Since Beijing announced recently that both the U.S. and China would eventually roll back tariffs and "phase them out," as part of a mutually agreed upon neutralization plan, financial markets have remained elevated. However, it is still nebulous when and how this plan will actually be implemented, and whether there will be roadblocks on the way.

"If the phase-one deal is signed, China and the U.S. should remove the same proportion of tariffs simultaneously based on the content of the deal," Chinese Commerce Ministry spokesman Gao Feng said at a press briefing. "This is what [the two sides] agreed on following careful and constructive negotiations over the past two weeks," he said.

That said, there were conflicting statements from the U.S. side of the issue about what the phasing out actually entails. Some claimed it was more of a neutralization move while other officials denied the existence of a formal rollback.

Michael Pillsbury, a Hudson Institute expert who acts as an advisor to the Trump administration, said he believed the statement from China's Commerce Ministry "may represent wishful thinking on the Chinese side more than a specific agreement."

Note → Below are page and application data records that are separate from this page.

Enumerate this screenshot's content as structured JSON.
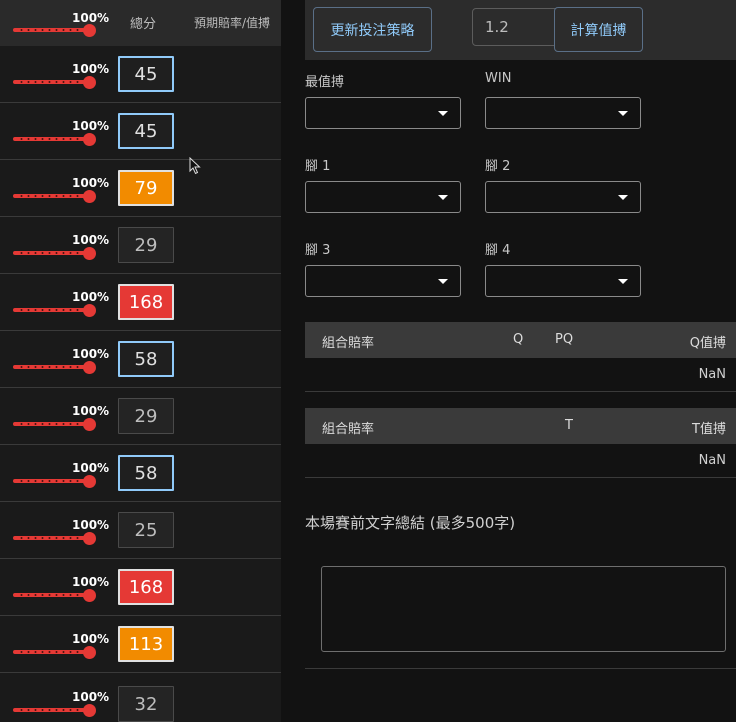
{
  "left_panel": {
    "header": {
      "score_label": "總分",
      "odds_label": "預期賠率/值搏",
      "percent": "100%"
    },
    "rows": [
      {
        "percent": "100%",
        "score": "45"
      },
      {
        "percent": "100%",
        "score": "45"
      },
      {
        "percent": "100%",
        "score": "79"
      },
      {
        "percent": "100%",
        "score": "29"
      },
      {
        "percent": "100%",
        "score": "168"
      },
      {
        "percent": "100%",
        "score": "58"
      },
      {
        "percent": "100%",
        "score": "29"
      },
      {
        "percent": "100%",
        "score": "58"
      },
      {
        "percent": "100%",
        "score": "25"
      },
      {
        "percent": "100%",
        "score": "168"
      },
      {
        "percent": "100%",
        "score": "113"
      },
      {
        "percent": "100%",
        "score": "32"
      }
    ]
  },
  "toolbar": {
    "update_strategy_label": "更新投注策略",
    "multiplier_value": "1.2",
    "calculate_label": "計算值搏"
  },
  "selectors": {
    "best_value_label": "最值搏",
    "win_label": "WIN",
    "leg1_label": "腳 1",
    "leg2_label": "腳 2",
    "leg3_label": "腳 3",
    "leg4_label": "腳 4"
  },
  "q_table": {
    "headers": {
      "combo": "組合賠率",
      "q": "Q",
      "pq": "PQ",
      "value": "Q值搏"
    },
    "value": "NaN"
  },
  "t_table": {
    "headers": {
      "combo": "組合賠率",
      "t": "T",
      "value": "T值搏"
    },
    "value": "NaN"
  },
  "summary": {
    "title": "本場賽前文字總結 (最多500字)",
    "text": ""
  },
  "colors": {
    "accent_blue": "#90caf9",
    "slider_red": "#e53935",
    "score_orange": "#f28b00",
    "score_red": "#e53935"
  }
}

Trump may have been bluffing also for political reasons, to make it seem as though he is taking action with respect to the trade war. However, it is in his interest to keep the anti-China sentiment alive, as the Republican voter base seems to respond well to this rhetoric.

Now it seems as though the markets were overreacting, as Trump has made it clear he has no intention of easing tensions with China: "Since China's entrance into the World Trade Organization in 2001, no one has manipulated better or taken advantage of the United States more," Trump said. "I will not say the word 'cheated,' but nobody's cheated better than China, I will say that."

"I said, 'This is not going over well.' It was in Beijing, this massive hall," Trump continued. "But I said I don't blame China, I blame China. Then I realized it's true."

That said, on Friday, Larry Kudlow, director of the U.S. National Economic Council, said that a partial trade agreement between the United States and China could be signed at the ministerial level. That is, neither Trump nor Xi would actually be involved in any of the agreements, or sign off on anything on the federal level. Kudlow has consistently been feeding the market small pieces of speculative news to bolster investor confidence. On Thursday, he said the two countries were "getting close" to reaching a trade deal, even though he did not specify how.